The best protection against lightning is avoidance. Lightning is random, unpredictable and very dangerous. Here are some tips to help you avoid Lightning while on the water!
- The best protection against lightning is avoidance.
- Head into shore well ahead of the turbulence.
- Lightning can lash out for miles in front of a storm, and it can strike after a storm seems to have passed.
- Look for tall clouds that have an anvil shaped top (cumulonimbus) These clouds can be VERY large, reaching several miles high and several miles in circumference. Squall lines preceding cold fronts also produce thunderstorms.
- Listen to NOAA weather reports for storm reports. These reports are available on your VHF radio, and also on some marine stereo systems. If you see lightning, you can determine the distance from you by timing how long it takes for you to hear the thunder. Every five seconds of time equals one mile of distance. If it takes 20 seconds to hear thunder after you see lighting, then the storm is four miles away.
- Approach waves at a 45 degree angle to keep the propeller underwater, to reduce pounding, and to provide a safer and more comfortable ride.
- If there is lightning, unplug radios and all electrical equipment.
- Stay low. Don't make yourself the tallest target. Keep away from metal objects that aren't grounded to the boat's protection system.
- Thunderstorms usually occur where air masses
of dissimilar temperatures meet such as over mountains, over inland or coastal waters, or preceding a cold front.
- Air must have a high moisture content (high humidity and a dew point over 60 degrees) and be warm near the ground, such as on a typical summer day.
- When warm ground air rises and meets colder air, it condenses and forms water droplets. Condensing releases energy, which charges the atmosphere, and when the dissimilar charge between the negatively charged surface air and the positively charged highest parts of the cloud gets large enough, an explosion of lightning is created, with up to 30,000,000 volts of electricity!
- Thunderstorms generally move in an Easterly direction, so if you see a storm to the South or Southeast of you, by and large you can rest easy. If you see a storm to the West or Northwest of you, LOOKOUT!

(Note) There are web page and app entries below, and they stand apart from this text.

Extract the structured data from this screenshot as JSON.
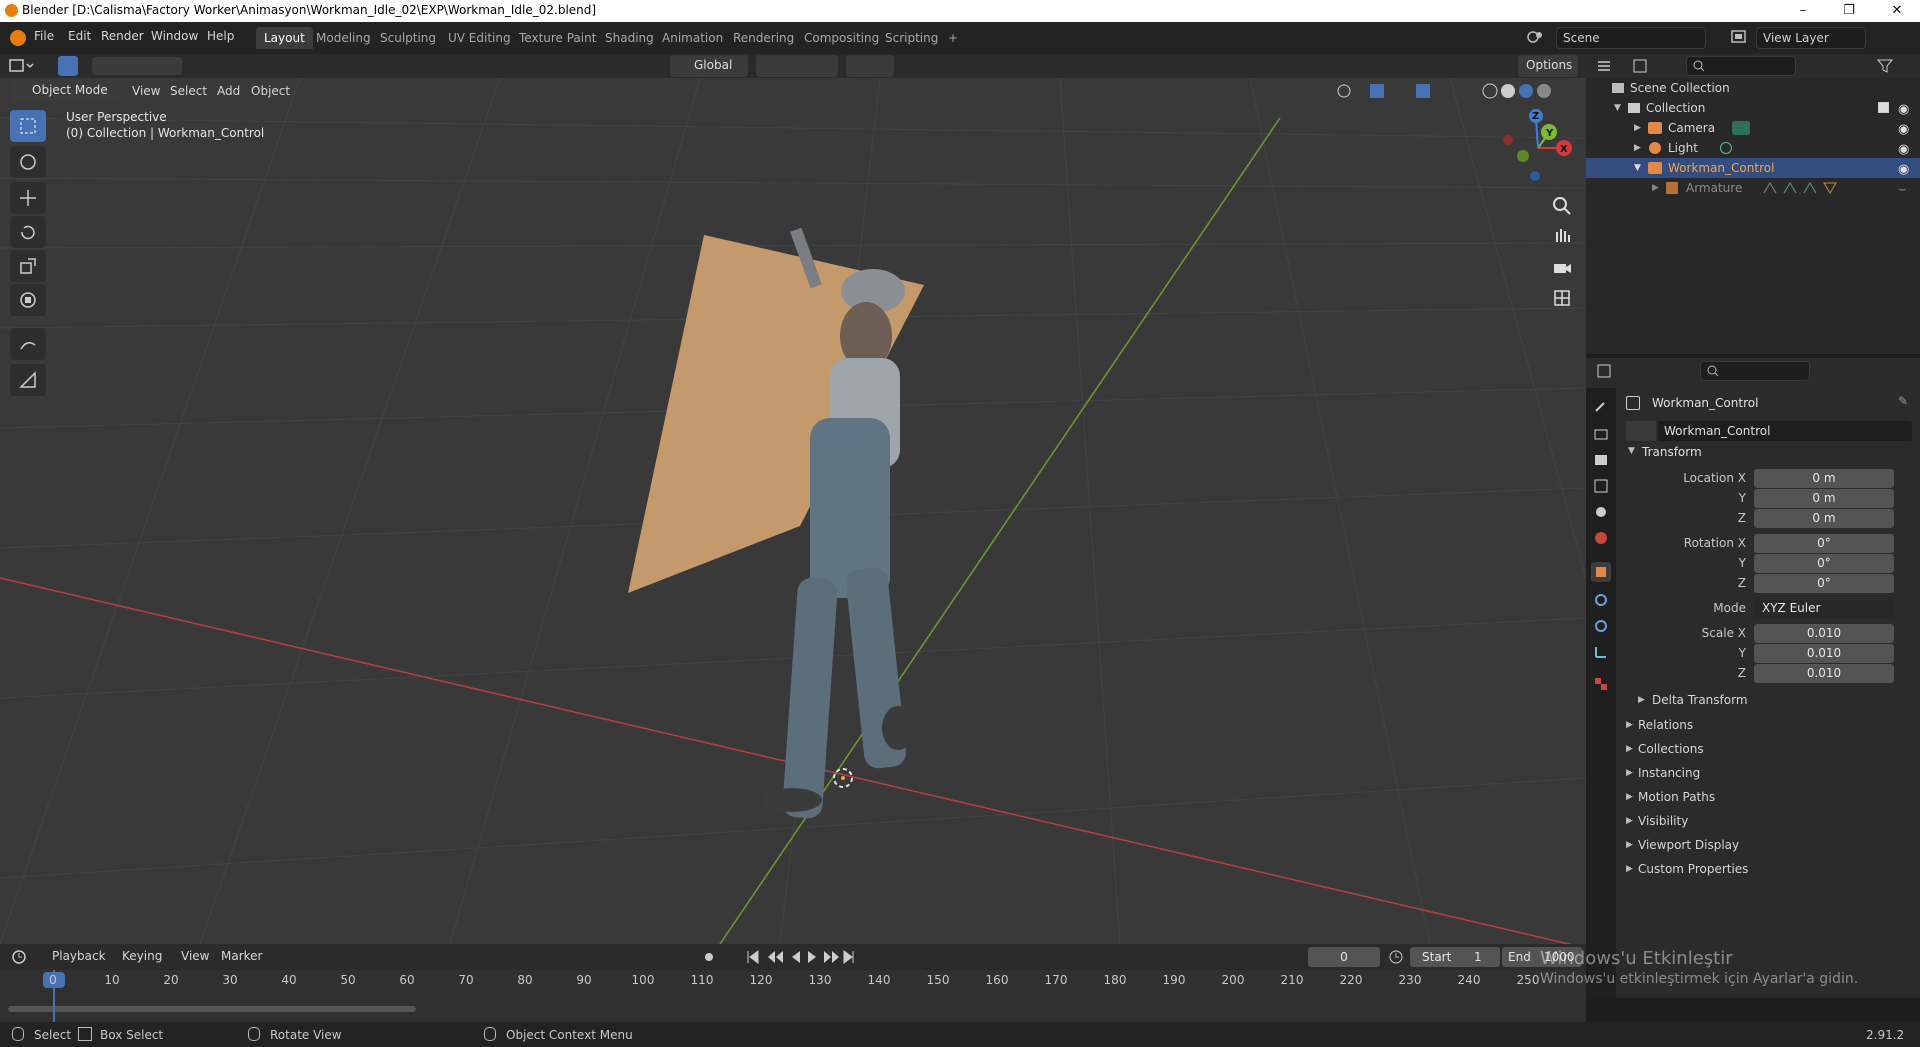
{
  "window": {
    "title": "Blender [D:\\Calisma\\Factory Worker\\Animasyon\\Workman_Idle_02\\EXP\\Workman_Idle_02.blend]",
    "minimize": "–",
    "maximize": "❐",
    "close": "✕"
  },
  "menu": [
    "File",
    "Edit",
    "Render",
    "Window",
    "Help"
  ],
  "workspaces": [
    "Layout",
    "Modeling",
    "Sculpting",
    "UV Editing",
    "Texture Paint",
    "Shading",
    "Animation",
    "Rendering",
    "Compositing",
    "Scripting",
    "+"
  ],
  "scene": {
    "name": "Scene",
    "view_layer": "View Layer"
  },
  "viewport": {
    "mode": "Object Mode",
    "menus": [
      "View",
      "Select",
      "Add",
      "Object"
    ],
    "transform_orientation": "Global",
    "options": "Options",
    "overlay_text_1": "User Perspective",
    "overlay_text_2": "(0) Collection | Workman_Control",
    "gizmo": {
      "x": "X",
      "y": "Y",
      "z": "Z"
    }
  },
  "outliner": {
    "search_placeholder": "",
    "rows": [
      {
        "label": "Scene Collection"
      },
      {
        "label": "Collection"
      },
      {
        "label": "Camera"
      },
      {
        "label": "Light"
      },
      {
        "label": "Workman_Control"
      },
      {
        "label": "Armature"
      }
    ]
  },
  "properties": {
    "object_name": "Workman_Control",
    "object_field": "Workman_Control",
    "transform_title": "Transform",
    "location": {
      "label_x": "Location X",
      "label_y": "Y",
      "label_z": "Z",
      "x": "0 m",
      "y": "0 m",
      "z": "0 m"
    },
    "rotation": {
      "label_x": "Rotation X",
      "label_y": "Y",
      "label_z": "Z",
      "x": "0°",
      "y": "0°",
      "z": "0°"
    },
    "mode_label": "Mode",
    "mode_value": "XYZ Euler",
    "scale": {
      "label_x": "Scale X",
      "label_y": "Y",
      "label_z": "Z",
      "x": "0.010",
      "y": "0.010",
      "z": "0.010"
    },
    "delta_transform": "Delta Transform",
    "panels": [
      "Relations",
      "Collections",
      "Instancing",
      "Motion Paths",
      "Visibility",
      "Viewport Display",
      "Custom Properties"
    ]
  },
  "timeline": {
    "menus": [
      "Playback",
      "Keying",
      "View",
      "Marker"
    ],
    "current_frame": "0",
    "start_label": "Start",
    "start_value": "1",
    "end_label": "End",
    "end_value": "1000",
    "ticks": [
      "0",
      "10",
      "20",
      "30",
      "40",
      "50",
      "60",
      "70",
      "80",
      "90",
      "100",
      "110",
      "120",
      "130",
      "140",
      "150",
      "160",
      "170",
      "180",
      "190",
      "200",
      "210",
      "220",
      "230",
      "240",
      "250"
    ]
  },
  "activation": {
    "line1": "Windows'u Etkinleştir",
    "line2": "Windows'u etkinleştirmek için Ayarlar'a gidin."
  },
  "statusbar": {
    "select": "Select",
    "box_select": "Box Select",
    "rotate_view": "Rotate View",
    "context_menu": "Object Context Menu",
    "version": "2.91.2"
  },
  "colors": {
    "accent": "#4772b3",
    "x_axis": "#d23a3a",
    "y_axis": "#7fb936",
    "z_axis": "#3d7fd6",
    "board": "#c49a6c"
  }
}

- Turn off as much of your electronic equipment as you can, (unplugging equipment is even better) and try and stay in your boat's cabin if possible.